Katrina: After the Flood ($27, Simon & Schuster) takes the reader on a journey of 10 years after the hurricane through the lives of several New Orleans residents who, like the rest of us who lived it, would forever divide their own life stories by what came before this storm and what came after it. Rivlin, a former journalist for The New York Times, was sent to New Orleans on assignment just days after Katrina ripped through the area.
His official assignment was to meet with Alden McDonald, president and CEO of Liberty Bank. McDonald was a founding member of the bank, and Liberty Bank, for the time being, was Katrina in microcosm. It was soon evident that Liberty Bank’s story was inextricably linked to the near total chaos that reigned over New Orleans during those first few weeks and months after Hurricane Katrina.
Rivlin’s journalistic curiosity was piqued: How does a city rebuild materially, and, more importantly, how does a city like New Orleans rebound psychologically or even spiritually from such a cataclysm? Though his original assignment was to report on the rebuilding effort of one specific business, Rivlin realized almost immediately that business rejuvenation was just part of the equation.
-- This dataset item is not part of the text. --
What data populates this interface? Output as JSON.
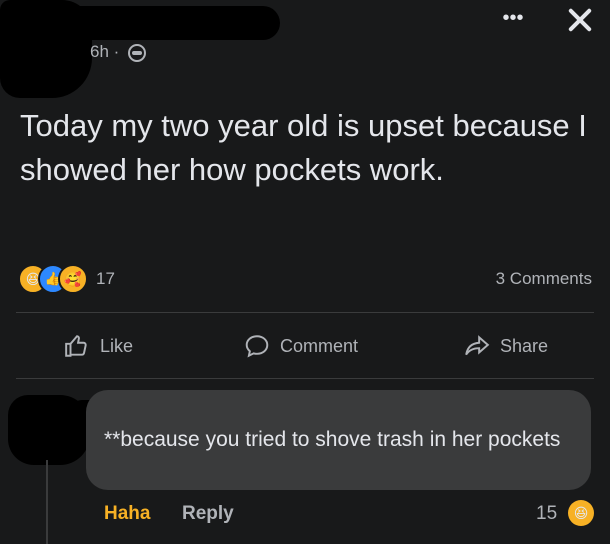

Providence had placed Rivlin in a unique position. He was now front and center to bear witness to a large, historic metropolis brought to its knees by nothing more capricious than a severe weather event. Throughout Katrina: After the Flood, it’s clear that Rivlin was fully aware of what he was witnessing, its historical significance and his peculiar circumstances. Though Mother Nature was the catalyst, this was clearly an event borne of history, politics, race and human folly. It was also, as Rivlin’s book makes clear, an event that inspired courage, resilience and a multitude of individual acts of extraordinary heroism. garyrivlin.com
The Isle de Jean Charles, the historic home of a tribe of Chitimacha and Biloxi Choctaw, is disappearing … literally. The ground is being reclaimed by the waters surrounding it, but not through the natural give and take of Mother Nature. This is a man-made problem — one that plagues the entire Louisiana coastline, through years of misuse and waste.
When Melinda Rose first heard of the plight of the Native American community on Isle de Jean Charles, it became an obligation to document this remote place, its rustic charm and semi-isolated community. “At one time, in recent history, Isle de Jean Charles was six miles long and four miles wide,” Rose says. “Today, it’s one mile long and a quarter mile wide. The island is quickly vanishing, but, for now, the 24 remaining families and their 22 children continue to live out their lives each and every day. This fall, with the help of a few non-profit agencies and the proceeds from a book, I will be implementing a gardening project for the island children. We will be building raised beds and planting trees.”
Rose’s affection for the islanders permeates her images — black and white images that compel our vision through two dimensional space — into the world of these subjects. As a former Montessori teacher, she insists that it’s children who “instinctively know how to celebrate the temporary.” It’s an idea that is poignantly summed up in a photograph of a young girl who is gleefully staring into the camera, standing on a pier above the dark, oil-slicked water, behind her an expanse of flat, treeless marsh. Rose draws us in, into this young child’s uncertain world, and we wonder what will become of her, but the answer is there all along. This child has already learned the biggest lesson: First one must endure, but, we can, if we choose, smile through it all. melindarose.com